The Messages We Send

This past weekend I attended and presented at a conference, hosted in a high school. Entering through the front door of the school, this large banner was one of the first things anyone would see.

Image 20170312 143033

I certainly understand why a school staff would be happy, even proud, about receiving their state accreditation, especially if they had failed multiple times in the past.1 And this is not intended to be a slam on them.

However, is that the message they want to communicate to the school community? Is that really the most important characteristic of this school? A distinction for which the school administration felt compelled to purchase a large banner and display it in a prominent place for all to see?

I wonder what would have been on that banner if it was created by the staff instead.

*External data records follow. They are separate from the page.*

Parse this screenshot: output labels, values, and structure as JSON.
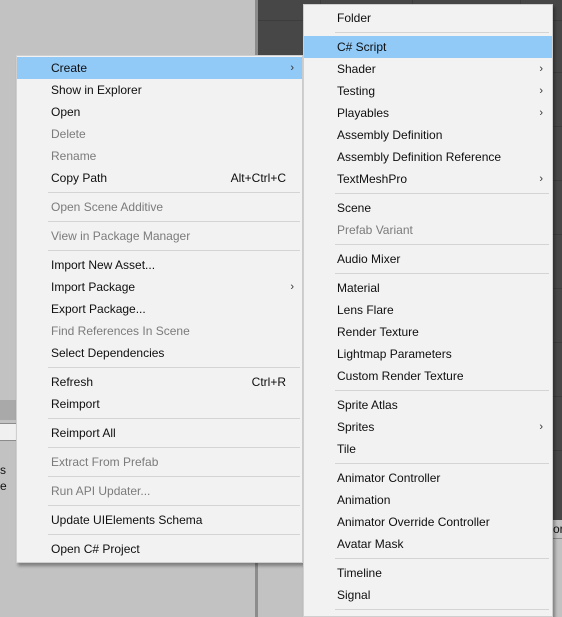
{
  "main_menu": {
    "items": [
      {
        "label": "Create",
        "has_submenu": true,
        "highlighted": true
      },
      {
        "label": "Show in Explorer"
      },
      {
        "label": "Open"
      },
      {
        "label": "Delete",
        "disabled": true
      },
      {
        "label": "Rename",
        "disabled": true
      },
      {
        "label": "Copy Path",
        "shortcut": "Alt+Ctrl+C"
      },
      {
        "separator": true
      },
      {
        "label": "Open Scene Additive",
        "disabled": true
      },
      {
        "separator": true
      },
      {
        "label": "View in Package Manager",
        "disabled": true
      },
      {
        "separator": true
      },
      {
        "label": "Import New Asset..."
      },
      {
        "label": "Import Package",
        "has_submenu": true
      },
      {
        "label": "Export Package..."
      },
      {
        "label": "Find References In Scene",
        "disabled": true
      },
      {
        "label": "Select Dependencies"
      },
      {
        "separator": true
      },
      {
        "label": "Refresh",
        "shortcut": "Ctrl+R"
      },
      {
        "label": "Reimport"
      },
      {
        "separator": true
      },
      {
        "label": "Reimport All"
      },
      {
        "separator": true
      },
      {
        "label": "Extract From Prefab",
        "disabled": true
      },
      {
        "separator": true
      },
      {
        "label": "Run API Updater...",
        "disabled": true
      },
      {
        "separator": true
      },
      {
        "label": "Update UIElements Schema"
      },
      {
        "separator": true
      },
      {
        "label": "Open C# Project"
      }
    ]
  },
  "create_submenu": {
    "items": [
      {
        "label": "Folder"
      },
      {
        "separator": true
      },
      {
        "label": "C# Script",
        "highlighted": true
      },
      {
        "label": "Shader",
        "has_submenu": true
      },
      {
        "label": "Testing",
        "has_submenu": true
      },
      {
        "label": "Playables",
        "has_submenu": true
      },
      {
        "label": "Assembly Definition"
      },
      {
        "label": "Assembly Definition Reference"
      },
      {
        "label": "TextMeshPro",
        "has_submenu": true
      },
      {
        "separator": true
      },
      {
        "label": "Scene"
      },
      {
        "label": "Prefab Variant",
        "disabled": true
      },
      {
        "separator": true
      },
      {
        "label": "Audio Mixer"
      },
      {
        "separator": true
      },
      {
        "label": "Material"
      },
      {
        "label": "Lens Flare"
      },
      {
        "label": "Render Texture"
      },
      {
        "label": "Lightmap Parameters"
      },
      {
        "label": "Custom Render Texture"
      },
      {
        "separator": true
      },
      {
        "label": "Sprite Atlas"
      },
      {
        "label": "Sprites",
        "has_submenu": true
      },
      {
        "label": "Tile"
      },
      {
        "separator": true
      },
      {
        "label": "Animator Controller"
      },
      {
        "label": "Animation"
      },
      {
        "label": "Animator Override Controller"
      },
      {
        "label": "Avatar Mask"
      },
      {
        "separator": true
      },
      {
        "label": "Timeline"
      },
      {
        "label": "Signal"
      },
      {
        "separator": true
      }
    ]
  },
  "background": {
    "left_fragments": [
      "s",
      "e"
    ],
    "right_fragment": "or"
  },
  "icons": {
    "submenu_arrow": "›"
  },
  "colors": {
    "highlight": "#91c9f7",
    "menu_bg": "#f2f2f2",
    "disabled_text": "#7b7b7b",
    "scene_bg": "#474747",
    "panel_bg": "#c2c2c2"
  }
}
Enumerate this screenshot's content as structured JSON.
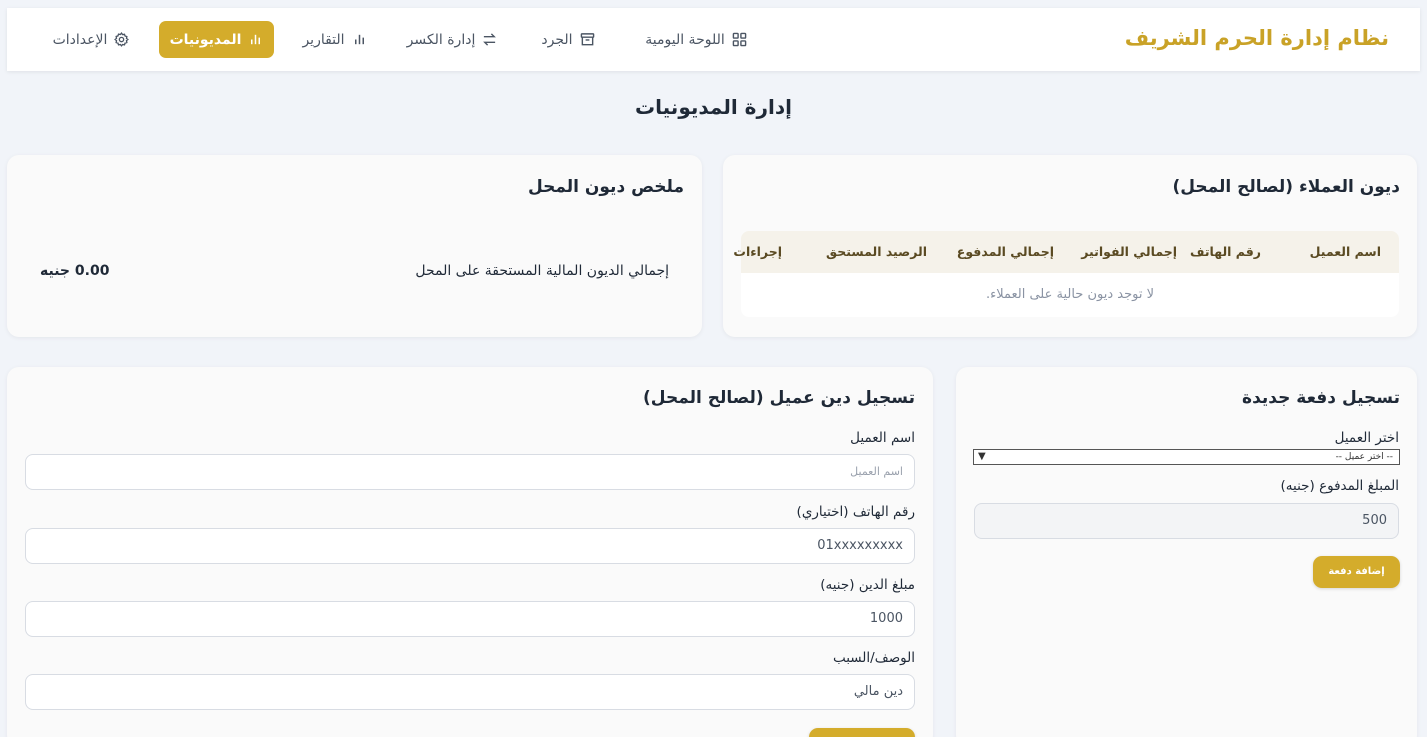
{
  "brand": "نظام إدارة الحرم الشريف",
  "nav": {
    "items": [
      {
        "label": "اللوحة اليومية",
        "icon": "grid-icon"
      },
      {
        "label": "الجرد",
        "icon": "archive-icon"
      },
      {
        "label": "إدارة الكسر",
        "icon": "exchange-icon"
      },
      {
        "label": "التقارير",
        "icon": "bar-chart-icon"
      },
      {
        "label": "المديونيات",
        "icon": "bar-chart-icon",
        "active": true
      },
      {
        "label": "الإعدادات",
        "icon": "gear-icon"
      }
    ]
  },
  "page_title": "إدارة المديونيات",
  "customer_debts": {
    "title": "ديون العملاء (لصالح المحل)",
    "columns": [
      "اسم العميل",
      "رقم الهاتف",
      "إجمالي الفواتير",
      "إجمالي المدفوع",
      "الرصيد المستحق",
      "إجراءات"
    ],
    "empty_text": "لا توجد ديون حالية على العملاء."
  },
  "summary": {
    "title": "ملخص ديون المحل",
    "label": "إجمالي الديون المالية المستحقة على المحل",
    "value": "0.00 جنيه"
  },
  "payment_form": {
    "title": "تسجيل دفعة جديدة",
    "customer_label": "اختر العميل",
    "customer_selected": "-- اختر عميل --",
    "amount_label": "المبلغ المدفوع (جنيه)",
    "amount_placeholder": "500",
    "submit_label": "إضافة دفعة"
  },
  "debt_form": {
    "title": "تسجيل دين عميل (لصالح المحل)",
    "name_label": "اسم العميل",
    "name_placeholder": "اسم العميل",
    "phone_label": "رقم الهاتف (اختياري)",
    "phone_placeholder": "01xxxxxxxxx",
    "amount_label": "مبلغ الدين (جنيه)",
    "amount_placeholder": "1000",
    "reason_label": "الوصف/السبب",
    "reason_placeholder": "دين مالي"
  },
  "colors": {
    "accent": "#d4ac2b",
    "brand": "#c9a227",
    "background": "#f1f4f9"
  }
}
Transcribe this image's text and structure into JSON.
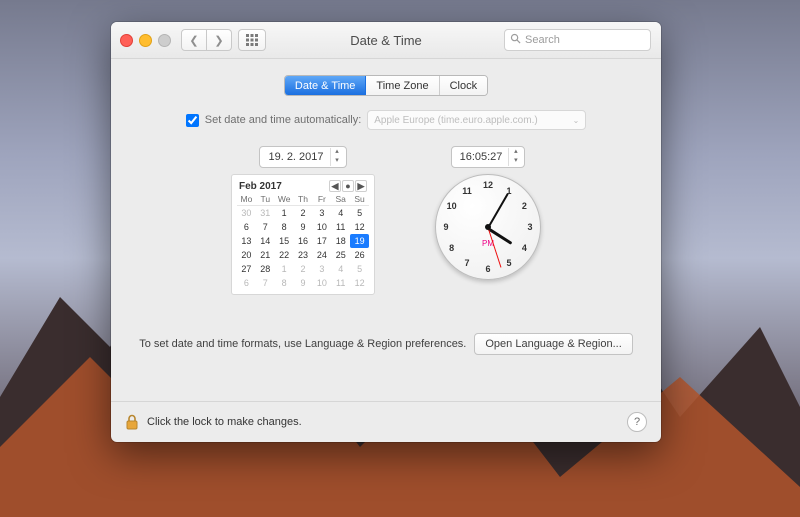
{
  "window": {
    "title": "Date & Time"
  },
  "search": {
    "placeholder": "Search"
  },
  "tabs": {
    "date_time": "Date & Time",
    "time_zone": "Time Zone",
    "clock": "Clock",
    "active": 0
  },
  "auto": {
    "label": "Set date and time automatically:",
    "checked": true,
    "server": "Apple Europe (time.euro.apple.com.)"
  },
  "date_field": "19. 2. 2017",
  "time_field": "16:05:27",
  "calendar": {
    "month_label": "Feb 2017",
    "dow": [
      "Mo",
      "Tu",
      "We",
      "Th",
      "Fr",
      "Sa",
      "Su"
    ],
    "leading": [
      30,
      31
    ],
    "days": [
      1,
      2,
      3,
      4,
      5,
      6,
      7,
      8,
      9,
      10,
      11,
      12,
      13,
      14,
      15,
      16,
      17,
      18,
      19,
      20,
      21,
      22,
      23,
      24,
      25,
      26,
      27,
      28
    ],
    "trailing": [
      1,
      2,
      3,
      4,
      5,
      6,
      7,
      8,
      9,
      10,
      11,
      12
    ],
    "selected": 19
  },
  "clock": {
    "hour": 4,
    "minute": 5,
    "second": 27,
    "ampm": "PM",
    "numerals": [
      "12",
      "1",
      "2",
      "3",
      "4",
      "5",
      "6",
      "7",
      "8",
      "9",
      "10",
      "11"
    ]
  },
  "hint": "To set date and time formats, use Language & Region preferences.",
  "open_lang_btn": "Open Language & Region...",
  "footer": {
    "lock_text": "Click the lock to make changes.",
    "help": "?"
  }
}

More importantly, what would it say if you asked students to design a banner communicating the most important attribute of the school?

Navigating the largely administrative, and somewhat political, processes behind the accreditation process is very important to school and district administrators.

I doubt many other members of the community understands that process, or would ever list it as one of the top aspects of a successful school.

One thought on “The Messages We Send

  • March 14, 2017 at 12:21 pm
    Permalink

    I agree. It’s strange to tout something that’s expected. If I went into a hamburger joint that had a banner that said, “Our Restaurant Has Passed It’s Health Inspection!” I would be seriously worried to eat there again.

    Reply

Leave a Reply

Your email address will not be published. Required fields are marked *